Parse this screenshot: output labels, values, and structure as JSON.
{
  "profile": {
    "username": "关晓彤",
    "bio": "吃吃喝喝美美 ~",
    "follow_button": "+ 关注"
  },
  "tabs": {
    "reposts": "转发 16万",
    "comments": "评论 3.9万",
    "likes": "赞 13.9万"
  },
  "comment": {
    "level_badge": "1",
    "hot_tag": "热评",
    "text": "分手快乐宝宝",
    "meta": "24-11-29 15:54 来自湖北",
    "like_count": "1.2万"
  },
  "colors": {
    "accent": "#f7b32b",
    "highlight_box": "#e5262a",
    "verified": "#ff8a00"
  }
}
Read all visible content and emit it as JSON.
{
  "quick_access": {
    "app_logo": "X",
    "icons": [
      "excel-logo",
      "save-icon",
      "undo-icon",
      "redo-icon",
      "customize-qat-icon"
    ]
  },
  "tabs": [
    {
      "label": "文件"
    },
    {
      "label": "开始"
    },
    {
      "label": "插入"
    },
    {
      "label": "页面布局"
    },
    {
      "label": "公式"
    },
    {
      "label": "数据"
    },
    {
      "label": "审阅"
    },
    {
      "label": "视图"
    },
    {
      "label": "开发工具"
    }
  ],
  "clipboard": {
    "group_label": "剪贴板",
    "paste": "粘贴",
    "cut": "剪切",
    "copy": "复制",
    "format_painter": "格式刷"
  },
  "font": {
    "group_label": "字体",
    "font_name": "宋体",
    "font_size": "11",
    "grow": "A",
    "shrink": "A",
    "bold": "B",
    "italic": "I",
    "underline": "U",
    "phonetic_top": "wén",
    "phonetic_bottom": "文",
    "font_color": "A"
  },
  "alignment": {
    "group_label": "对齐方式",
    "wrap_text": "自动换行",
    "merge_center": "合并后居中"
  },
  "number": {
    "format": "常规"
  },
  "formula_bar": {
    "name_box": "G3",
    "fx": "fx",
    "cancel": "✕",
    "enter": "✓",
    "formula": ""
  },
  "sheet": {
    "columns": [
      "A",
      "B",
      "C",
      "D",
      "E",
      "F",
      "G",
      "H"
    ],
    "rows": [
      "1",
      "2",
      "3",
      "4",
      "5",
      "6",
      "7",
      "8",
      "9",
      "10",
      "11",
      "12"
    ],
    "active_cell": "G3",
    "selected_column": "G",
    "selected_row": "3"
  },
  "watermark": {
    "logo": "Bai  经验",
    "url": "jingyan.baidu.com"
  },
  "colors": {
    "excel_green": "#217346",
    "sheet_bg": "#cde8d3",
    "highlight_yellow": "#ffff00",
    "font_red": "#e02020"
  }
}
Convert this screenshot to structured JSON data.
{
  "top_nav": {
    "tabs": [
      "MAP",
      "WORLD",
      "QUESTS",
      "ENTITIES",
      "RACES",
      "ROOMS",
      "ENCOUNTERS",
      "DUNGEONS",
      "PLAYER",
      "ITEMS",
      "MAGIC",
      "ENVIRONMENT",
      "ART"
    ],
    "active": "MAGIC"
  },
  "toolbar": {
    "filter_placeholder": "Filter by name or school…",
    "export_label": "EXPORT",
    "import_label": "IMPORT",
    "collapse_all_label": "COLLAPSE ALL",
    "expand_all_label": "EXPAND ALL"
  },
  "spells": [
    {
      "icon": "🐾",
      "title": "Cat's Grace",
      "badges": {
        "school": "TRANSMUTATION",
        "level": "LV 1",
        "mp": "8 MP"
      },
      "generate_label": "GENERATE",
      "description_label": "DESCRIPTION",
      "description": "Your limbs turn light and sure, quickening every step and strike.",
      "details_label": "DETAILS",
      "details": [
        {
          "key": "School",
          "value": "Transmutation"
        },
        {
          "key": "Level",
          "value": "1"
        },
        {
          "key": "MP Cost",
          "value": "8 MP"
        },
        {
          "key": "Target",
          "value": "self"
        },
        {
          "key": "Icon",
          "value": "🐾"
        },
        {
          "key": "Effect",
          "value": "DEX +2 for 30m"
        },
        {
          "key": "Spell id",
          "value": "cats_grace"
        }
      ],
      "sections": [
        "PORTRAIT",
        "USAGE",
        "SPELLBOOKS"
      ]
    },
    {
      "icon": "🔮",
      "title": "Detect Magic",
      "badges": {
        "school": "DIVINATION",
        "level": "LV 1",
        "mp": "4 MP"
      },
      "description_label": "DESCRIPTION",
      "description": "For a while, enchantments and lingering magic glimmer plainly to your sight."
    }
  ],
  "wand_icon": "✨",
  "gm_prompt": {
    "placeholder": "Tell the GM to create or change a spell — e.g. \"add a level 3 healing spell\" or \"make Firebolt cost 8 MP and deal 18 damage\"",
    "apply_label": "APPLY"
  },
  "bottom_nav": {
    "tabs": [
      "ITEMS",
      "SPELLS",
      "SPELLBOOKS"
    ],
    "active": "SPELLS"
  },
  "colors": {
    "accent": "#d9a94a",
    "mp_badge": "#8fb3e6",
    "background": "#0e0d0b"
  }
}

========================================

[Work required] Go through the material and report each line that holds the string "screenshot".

[Reply]
Parse this screenshot: output labels, values, and structure as JSON.
Convert this screenshot to structured JSON data.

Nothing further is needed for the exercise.